The range and types of hearing and vision loss provide evidence of the heterogeneous nature of the population of children with deaf-blindness. Only about 1% have both profound hearing loss and total blindness. The other 99% have some residual hearing or vision.
Just under 80% (8,453) of children were identified as having low vision, being legally blind, or having a documented functional vision loss in 2019. An additional 4.4% were totally blind. These distributions have fluctuated by only 1% over the past five years.
The percentage with low vision increased from 31.4% in 2015 to 33.4% in 2019. Documented functional vision loss increased from 21.8% to 23.4%. Legally blind decreased from 25.6% to 22.6%. The number of children with cortical visual impairment increased from 2,844 in 2015 to 3,082 in 2019, which is 29% of the total population.
Profound hearing loss is the most common primary classification of hearing impairment reported, occurring in 20.2% of children. Moderate hearing loss accounts for 18.5%, moderately severe for 15.3%, mild for 13.3%, and severe for 10.2%. Another 13.1% have a documented functional hearing loss. The percentage identified as needing further hearing testing was 7.6%. These distributions have remained stable over the past five years, fluctuating only 1-2%.
Relatively few children were identified as having central auditory processing disorder (493) or auditory neuropathy (577) in 2019. In both cases, these numbers represent less than 6% of the population.
There has been a significant increase over the past five years in the percentage of children with corrective lenses (40.3% to 45.3%) and assistive listening devices (47.4% to 50.8%). The number of children of all ages (infants to young adults) identified as having cochlear implants increased from 1,085 (10.5%) in 2015 to 1,283 (12.0%) in 2019.

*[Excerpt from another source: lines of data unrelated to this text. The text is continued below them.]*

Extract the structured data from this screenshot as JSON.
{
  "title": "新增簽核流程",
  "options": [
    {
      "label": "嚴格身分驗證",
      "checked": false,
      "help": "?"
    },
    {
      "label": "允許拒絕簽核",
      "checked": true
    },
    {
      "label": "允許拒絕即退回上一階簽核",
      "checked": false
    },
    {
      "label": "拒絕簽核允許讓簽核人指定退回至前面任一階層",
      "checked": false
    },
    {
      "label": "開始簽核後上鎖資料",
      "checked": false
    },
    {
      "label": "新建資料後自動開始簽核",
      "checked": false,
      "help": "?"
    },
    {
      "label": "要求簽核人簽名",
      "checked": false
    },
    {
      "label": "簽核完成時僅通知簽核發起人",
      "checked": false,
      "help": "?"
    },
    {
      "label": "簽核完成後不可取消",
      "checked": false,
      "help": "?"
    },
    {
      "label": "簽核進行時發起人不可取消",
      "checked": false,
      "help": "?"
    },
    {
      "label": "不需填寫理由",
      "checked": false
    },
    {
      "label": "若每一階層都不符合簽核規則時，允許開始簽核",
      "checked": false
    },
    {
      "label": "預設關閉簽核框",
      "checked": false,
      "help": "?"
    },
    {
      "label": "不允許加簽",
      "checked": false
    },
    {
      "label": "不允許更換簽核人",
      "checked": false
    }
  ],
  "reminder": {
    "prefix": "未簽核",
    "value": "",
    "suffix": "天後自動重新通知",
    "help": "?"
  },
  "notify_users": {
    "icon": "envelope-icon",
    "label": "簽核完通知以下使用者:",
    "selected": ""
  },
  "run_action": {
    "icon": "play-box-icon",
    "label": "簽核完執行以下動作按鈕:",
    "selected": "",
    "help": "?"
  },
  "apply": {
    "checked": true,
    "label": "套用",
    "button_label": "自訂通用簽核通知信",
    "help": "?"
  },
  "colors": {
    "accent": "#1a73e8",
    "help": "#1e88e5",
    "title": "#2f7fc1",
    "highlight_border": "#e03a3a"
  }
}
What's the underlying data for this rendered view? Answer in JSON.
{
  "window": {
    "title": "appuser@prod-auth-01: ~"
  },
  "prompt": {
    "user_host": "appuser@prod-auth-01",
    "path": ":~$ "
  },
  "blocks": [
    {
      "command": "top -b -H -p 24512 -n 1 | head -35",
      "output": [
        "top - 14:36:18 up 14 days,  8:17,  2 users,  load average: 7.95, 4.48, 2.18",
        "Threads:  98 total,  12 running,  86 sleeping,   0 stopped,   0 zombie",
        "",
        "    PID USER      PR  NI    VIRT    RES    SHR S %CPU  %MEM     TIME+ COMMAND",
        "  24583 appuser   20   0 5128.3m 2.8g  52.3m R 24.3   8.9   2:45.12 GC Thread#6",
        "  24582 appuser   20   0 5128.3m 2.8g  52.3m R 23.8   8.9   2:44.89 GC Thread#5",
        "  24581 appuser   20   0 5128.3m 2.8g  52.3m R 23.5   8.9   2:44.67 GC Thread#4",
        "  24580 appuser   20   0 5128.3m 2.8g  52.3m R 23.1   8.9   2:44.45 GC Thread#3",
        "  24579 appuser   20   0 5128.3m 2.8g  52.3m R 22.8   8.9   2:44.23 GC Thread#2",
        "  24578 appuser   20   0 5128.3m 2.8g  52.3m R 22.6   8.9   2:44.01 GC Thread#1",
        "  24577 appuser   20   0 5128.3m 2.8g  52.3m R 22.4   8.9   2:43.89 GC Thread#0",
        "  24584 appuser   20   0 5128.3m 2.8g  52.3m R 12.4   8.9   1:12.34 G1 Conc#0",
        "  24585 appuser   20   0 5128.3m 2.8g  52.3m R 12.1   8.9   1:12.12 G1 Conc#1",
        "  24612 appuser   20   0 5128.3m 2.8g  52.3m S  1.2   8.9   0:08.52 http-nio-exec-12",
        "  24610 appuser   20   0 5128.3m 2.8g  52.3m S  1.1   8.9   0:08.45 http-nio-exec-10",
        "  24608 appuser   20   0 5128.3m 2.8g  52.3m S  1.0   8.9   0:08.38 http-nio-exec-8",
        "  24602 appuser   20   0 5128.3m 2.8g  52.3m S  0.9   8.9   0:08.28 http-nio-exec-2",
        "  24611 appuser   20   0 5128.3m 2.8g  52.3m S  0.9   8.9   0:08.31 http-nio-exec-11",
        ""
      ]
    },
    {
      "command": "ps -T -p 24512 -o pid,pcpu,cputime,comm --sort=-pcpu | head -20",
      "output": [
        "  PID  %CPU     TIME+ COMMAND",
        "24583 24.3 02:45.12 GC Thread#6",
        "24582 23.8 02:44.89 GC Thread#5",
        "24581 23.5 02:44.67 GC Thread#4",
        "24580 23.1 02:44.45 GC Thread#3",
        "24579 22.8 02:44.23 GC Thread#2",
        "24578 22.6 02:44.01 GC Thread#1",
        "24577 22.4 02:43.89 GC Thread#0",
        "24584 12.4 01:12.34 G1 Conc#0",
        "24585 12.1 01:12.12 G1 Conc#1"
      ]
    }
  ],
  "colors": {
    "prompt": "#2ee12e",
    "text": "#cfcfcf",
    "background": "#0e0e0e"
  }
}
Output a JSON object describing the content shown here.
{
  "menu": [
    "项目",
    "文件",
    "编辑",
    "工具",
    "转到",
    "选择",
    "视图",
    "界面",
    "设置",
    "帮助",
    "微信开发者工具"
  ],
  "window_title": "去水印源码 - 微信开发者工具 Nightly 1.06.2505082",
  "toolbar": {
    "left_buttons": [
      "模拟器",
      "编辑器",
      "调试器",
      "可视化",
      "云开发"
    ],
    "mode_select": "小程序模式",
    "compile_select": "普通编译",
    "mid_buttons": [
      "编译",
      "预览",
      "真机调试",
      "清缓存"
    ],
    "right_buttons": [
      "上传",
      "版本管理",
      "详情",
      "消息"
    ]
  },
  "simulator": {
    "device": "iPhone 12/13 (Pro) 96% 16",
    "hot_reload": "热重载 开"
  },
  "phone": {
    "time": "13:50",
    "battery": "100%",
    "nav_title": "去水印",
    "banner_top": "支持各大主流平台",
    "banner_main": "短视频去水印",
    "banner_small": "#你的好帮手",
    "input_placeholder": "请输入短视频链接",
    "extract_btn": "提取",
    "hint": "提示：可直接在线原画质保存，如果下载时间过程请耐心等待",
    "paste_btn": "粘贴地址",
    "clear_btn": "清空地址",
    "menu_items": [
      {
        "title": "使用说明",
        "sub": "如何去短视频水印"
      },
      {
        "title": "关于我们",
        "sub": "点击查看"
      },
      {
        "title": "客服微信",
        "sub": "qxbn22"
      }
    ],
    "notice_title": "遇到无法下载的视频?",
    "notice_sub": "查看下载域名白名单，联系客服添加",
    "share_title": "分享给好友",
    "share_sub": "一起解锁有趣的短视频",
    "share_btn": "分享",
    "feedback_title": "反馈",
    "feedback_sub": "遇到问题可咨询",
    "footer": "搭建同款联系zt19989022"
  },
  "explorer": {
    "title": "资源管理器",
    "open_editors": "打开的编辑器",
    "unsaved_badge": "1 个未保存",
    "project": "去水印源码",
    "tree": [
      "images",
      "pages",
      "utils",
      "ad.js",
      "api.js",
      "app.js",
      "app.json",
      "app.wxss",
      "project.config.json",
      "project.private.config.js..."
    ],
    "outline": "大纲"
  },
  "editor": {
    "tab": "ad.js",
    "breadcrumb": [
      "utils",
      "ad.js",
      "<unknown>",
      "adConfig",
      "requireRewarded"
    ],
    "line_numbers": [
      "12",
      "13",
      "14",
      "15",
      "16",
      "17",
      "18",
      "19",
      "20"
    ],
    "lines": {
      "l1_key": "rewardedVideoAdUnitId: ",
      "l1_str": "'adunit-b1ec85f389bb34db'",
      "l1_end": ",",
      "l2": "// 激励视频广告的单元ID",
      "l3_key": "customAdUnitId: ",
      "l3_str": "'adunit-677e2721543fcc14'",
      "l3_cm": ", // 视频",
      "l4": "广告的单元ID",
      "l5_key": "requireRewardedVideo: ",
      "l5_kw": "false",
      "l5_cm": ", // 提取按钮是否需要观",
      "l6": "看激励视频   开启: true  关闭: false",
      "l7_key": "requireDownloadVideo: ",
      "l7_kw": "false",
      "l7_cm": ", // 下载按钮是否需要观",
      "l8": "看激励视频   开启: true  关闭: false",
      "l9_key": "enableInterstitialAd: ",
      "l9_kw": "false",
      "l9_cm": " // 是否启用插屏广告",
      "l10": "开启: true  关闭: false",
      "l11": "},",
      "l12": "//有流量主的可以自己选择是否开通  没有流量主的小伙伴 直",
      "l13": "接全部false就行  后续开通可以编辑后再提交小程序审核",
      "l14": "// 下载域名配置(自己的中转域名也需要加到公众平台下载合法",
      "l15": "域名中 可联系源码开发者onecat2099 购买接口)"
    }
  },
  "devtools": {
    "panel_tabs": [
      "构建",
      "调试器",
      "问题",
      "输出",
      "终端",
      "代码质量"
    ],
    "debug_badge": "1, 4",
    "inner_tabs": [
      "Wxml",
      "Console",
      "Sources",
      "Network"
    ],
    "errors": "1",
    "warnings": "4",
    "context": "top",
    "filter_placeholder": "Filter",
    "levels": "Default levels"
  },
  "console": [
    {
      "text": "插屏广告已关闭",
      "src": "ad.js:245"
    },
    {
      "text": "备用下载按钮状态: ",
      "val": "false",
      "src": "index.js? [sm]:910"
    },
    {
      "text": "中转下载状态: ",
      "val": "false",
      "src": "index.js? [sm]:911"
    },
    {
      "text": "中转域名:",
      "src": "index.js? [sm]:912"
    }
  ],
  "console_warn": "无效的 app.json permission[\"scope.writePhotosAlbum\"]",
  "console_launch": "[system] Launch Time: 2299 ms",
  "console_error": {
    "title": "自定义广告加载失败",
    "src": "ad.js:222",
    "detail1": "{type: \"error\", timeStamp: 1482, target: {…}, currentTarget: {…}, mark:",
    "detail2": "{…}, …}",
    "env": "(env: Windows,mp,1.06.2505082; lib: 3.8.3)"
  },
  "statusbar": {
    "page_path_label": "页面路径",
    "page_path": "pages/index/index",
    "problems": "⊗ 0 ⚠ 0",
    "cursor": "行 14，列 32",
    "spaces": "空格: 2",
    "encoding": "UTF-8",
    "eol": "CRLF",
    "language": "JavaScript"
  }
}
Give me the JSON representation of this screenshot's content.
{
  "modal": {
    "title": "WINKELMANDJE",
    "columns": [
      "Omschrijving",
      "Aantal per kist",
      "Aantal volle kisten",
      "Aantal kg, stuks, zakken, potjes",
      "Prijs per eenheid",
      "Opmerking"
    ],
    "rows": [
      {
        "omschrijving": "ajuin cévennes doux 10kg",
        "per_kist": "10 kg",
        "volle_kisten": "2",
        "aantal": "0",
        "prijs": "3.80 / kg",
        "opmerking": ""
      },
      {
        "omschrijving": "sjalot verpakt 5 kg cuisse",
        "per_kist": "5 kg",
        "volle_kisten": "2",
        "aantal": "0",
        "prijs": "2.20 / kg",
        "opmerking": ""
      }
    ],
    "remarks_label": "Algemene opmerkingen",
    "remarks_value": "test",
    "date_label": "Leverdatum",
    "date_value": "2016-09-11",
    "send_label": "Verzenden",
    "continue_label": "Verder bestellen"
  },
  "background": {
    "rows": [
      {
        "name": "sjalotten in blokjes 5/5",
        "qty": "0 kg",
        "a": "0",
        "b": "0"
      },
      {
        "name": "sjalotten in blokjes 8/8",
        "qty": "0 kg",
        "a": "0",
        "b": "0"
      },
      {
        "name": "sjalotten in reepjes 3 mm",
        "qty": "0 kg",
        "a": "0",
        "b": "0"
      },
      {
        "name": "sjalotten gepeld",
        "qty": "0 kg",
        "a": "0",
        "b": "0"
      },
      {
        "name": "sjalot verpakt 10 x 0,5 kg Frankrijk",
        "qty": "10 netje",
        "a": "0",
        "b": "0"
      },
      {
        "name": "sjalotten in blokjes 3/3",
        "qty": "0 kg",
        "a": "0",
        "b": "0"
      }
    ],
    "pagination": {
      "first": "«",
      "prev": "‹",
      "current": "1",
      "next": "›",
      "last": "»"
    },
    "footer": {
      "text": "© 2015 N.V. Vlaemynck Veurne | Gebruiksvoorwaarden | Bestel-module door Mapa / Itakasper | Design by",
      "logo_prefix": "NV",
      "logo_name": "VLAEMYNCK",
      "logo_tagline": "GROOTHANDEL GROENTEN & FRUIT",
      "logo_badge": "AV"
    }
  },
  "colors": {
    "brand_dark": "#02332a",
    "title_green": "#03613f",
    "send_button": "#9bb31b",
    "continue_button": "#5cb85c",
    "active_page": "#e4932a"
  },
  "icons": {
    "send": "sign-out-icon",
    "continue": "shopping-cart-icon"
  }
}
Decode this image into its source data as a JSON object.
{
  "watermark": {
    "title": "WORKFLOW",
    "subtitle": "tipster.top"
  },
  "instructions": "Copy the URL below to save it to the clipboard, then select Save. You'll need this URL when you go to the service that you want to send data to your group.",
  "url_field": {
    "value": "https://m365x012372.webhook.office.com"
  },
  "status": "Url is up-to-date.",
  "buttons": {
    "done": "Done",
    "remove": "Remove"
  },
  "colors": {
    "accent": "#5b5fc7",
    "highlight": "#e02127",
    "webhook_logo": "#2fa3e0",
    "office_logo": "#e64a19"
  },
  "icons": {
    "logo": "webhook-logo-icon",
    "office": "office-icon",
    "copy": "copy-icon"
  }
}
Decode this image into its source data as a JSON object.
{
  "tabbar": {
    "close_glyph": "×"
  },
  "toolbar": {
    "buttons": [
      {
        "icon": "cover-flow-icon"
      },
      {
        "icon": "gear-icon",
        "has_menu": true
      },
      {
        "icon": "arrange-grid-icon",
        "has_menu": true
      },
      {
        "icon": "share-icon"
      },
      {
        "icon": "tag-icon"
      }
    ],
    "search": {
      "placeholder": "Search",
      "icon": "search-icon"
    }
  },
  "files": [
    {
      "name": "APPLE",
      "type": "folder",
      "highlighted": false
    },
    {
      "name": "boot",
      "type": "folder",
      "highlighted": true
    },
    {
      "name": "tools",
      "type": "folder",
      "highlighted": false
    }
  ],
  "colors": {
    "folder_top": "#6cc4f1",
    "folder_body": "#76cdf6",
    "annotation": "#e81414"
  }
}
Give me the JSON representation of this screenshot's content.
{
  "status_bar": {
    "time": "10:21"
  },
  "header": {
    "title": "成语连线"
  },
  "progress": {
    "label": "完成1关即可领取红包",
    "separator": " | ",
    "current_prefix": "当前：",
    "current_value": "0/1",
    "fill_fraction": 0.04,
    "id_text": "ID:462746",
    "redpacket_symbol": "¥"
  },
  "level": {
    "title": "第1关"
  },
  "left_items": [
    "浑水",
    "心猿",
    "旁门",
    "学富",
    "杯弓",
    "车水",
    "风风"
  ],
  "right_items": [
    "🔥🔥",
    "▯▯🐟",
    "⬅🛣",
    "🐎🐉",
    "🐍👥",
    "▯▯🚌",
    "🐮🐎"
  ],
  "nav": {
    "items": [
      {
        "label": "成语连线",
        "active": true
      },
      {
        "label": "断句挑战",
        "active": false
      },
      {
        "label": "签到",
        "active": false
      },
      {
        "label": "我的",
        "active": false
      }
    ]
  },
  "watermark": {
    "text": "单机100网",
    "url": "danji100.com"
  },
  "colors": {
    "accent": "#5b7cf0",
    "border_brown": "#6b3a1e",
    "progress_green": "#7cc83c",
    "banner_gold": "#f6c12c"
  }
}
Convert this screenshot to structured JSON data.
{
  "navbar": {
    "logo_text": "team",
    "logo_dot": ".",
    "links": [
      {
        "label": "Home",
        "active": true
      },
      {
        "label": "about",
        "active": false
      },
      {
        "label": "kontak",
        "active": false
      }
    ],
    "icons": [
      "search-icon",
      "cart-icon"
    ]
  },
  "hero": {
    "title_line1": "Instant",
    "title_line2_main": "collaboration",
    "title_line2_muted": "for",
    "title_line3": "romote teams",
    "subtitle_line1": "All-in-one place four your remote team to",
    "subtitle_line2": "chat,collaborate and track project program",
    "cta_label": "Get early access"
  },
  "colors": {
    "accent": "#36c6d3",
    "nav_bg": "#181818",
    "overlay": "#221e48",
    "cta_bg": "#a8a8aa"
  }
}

Over the past five years, the percentage of children that use assistive technology has remained constant at about 44%. Of these, 51% with four or more additional disabilities use assistive technology, while only 32% with no additional disabilities use assistive technology.